As a result, the Bell System as a whole developed into an unorganized system of many differing local numbering systems. The diversity impeded the efficient operation and interconnection of exchanges into a nationwide system for long-distance telephone communication. By the 1940s, the Bell System set out to unify the various numbering plans in existence and developed the North American Numbering Plan as a unified, systematic approach to efficient long-distance service that did not require the involvement of switchboard operators; the new numbering plan was accepted in October 1947, dividing most of North America into eighty-six numbering plan areas. Each NPA was assigned a numbering plan area code abbreviated as area code; these codes were first used by long-distance operators to establish long-distance calls between toll offices. The first customer-dialed direct call using area codes was made on November 10, 1951, from Englewood, New Jersey, to Alameda, California. Direct distance dialing was subsequently introduced across the country.
By the early 1960s, most areas of the Bell System had been converted and DDD had become commonplace in cities and most larger towns.

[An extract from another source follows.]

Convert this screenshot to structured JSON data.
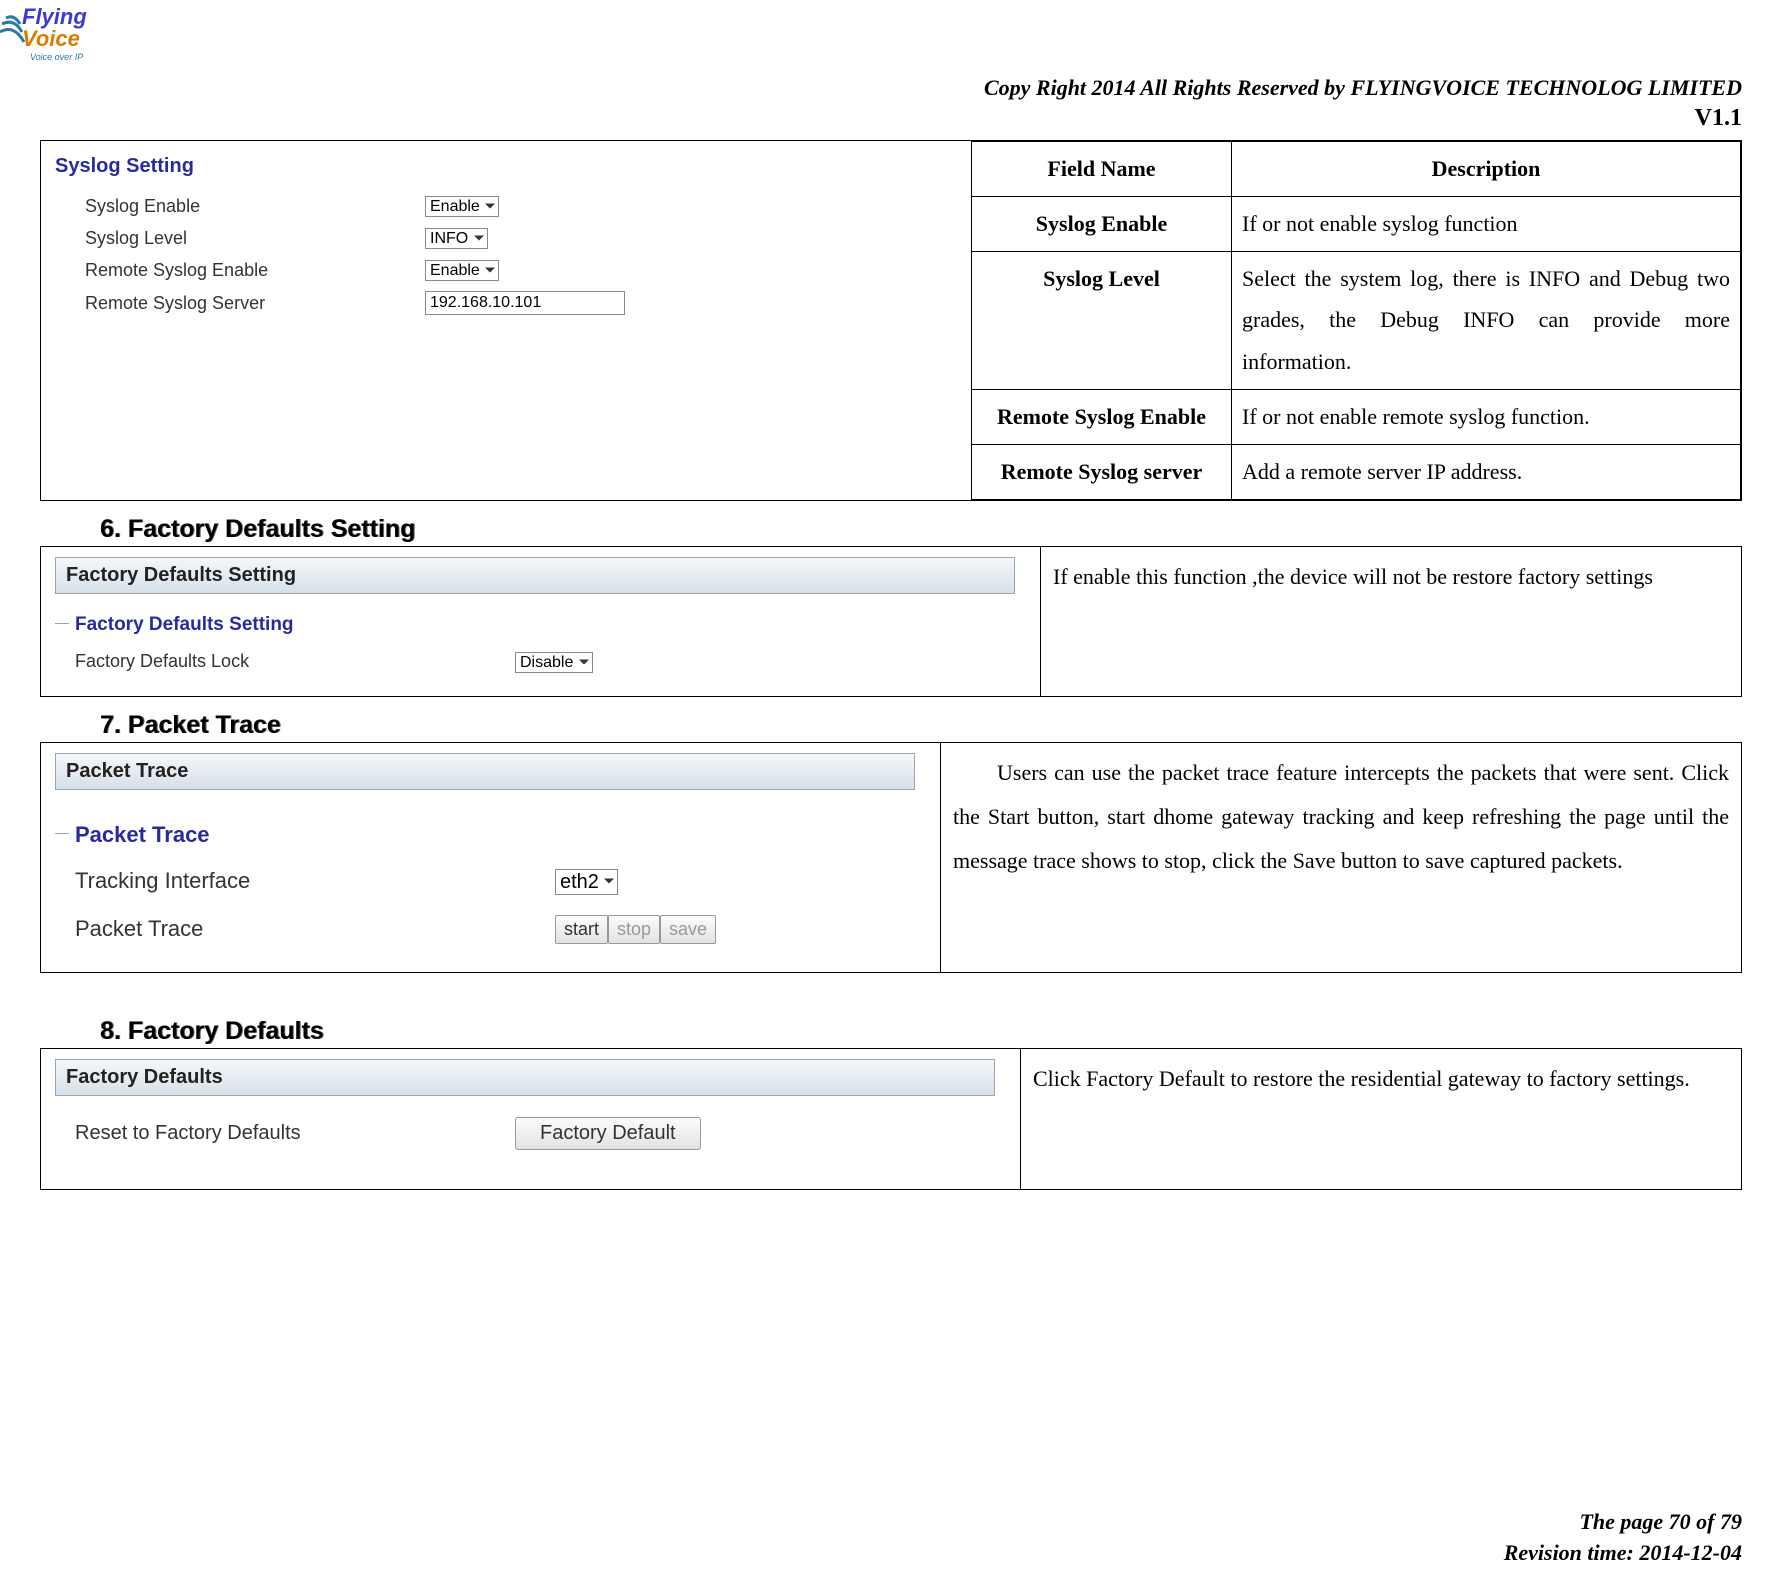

In the following decades, the system expanded to include all of the United States and its territories, Canada and seventeen nations of the Caribbean. By 1967, 129 area codes had been assigned. At the request of the British Colonial Office, the numbering plan was first expanded to Bermuda and the British West Indies because of their historic telecommunications administration through Canada as parts of the British Empire and their continued associations with Canada during the years of the telegraph and the All Red Line system. Not all North American countries participate in the NANP. Exceptions include Mexico, Saint Pierre and Miquelon, the Central American countries and some Caribbean countries; the only Spanish-speaking state in the system is the Dominican Republic. Mexican participation was planned, but implementation stopped after three area codes had been assigned, Mexico opted for an international numbering format, using country code 52.
The area codes in use were subsequently withdrawn in 1991. Area code 905 for Mexico City, was reassigned to a split of area code 416 in the Greater Toronto Area. Dutch-speaking Sint Maarten joined the NANP in September 2011, receiving area code 721; the NANP is administered by the North American Numbering Plan Administration. Today, this function is overseen by the Federal Communications Commission, which assumed the responsibility upon the breakup of the Bell System; the FCC solicits private sector contracts for the role of the administrator. The service was provided by a division of Lockheed Martin. In 1997, the contract was awarded to Neustar Inc.. In 2012, the contract was renewed until 2017. In 2015, the contract beginning 2017 was granted to Ericsson; the vision and goal of the architects of the North American Numbering Plan was a system by which telephone subscribers in the United States and Canada could themselves dial and establish a telephone call to any other subscriber wi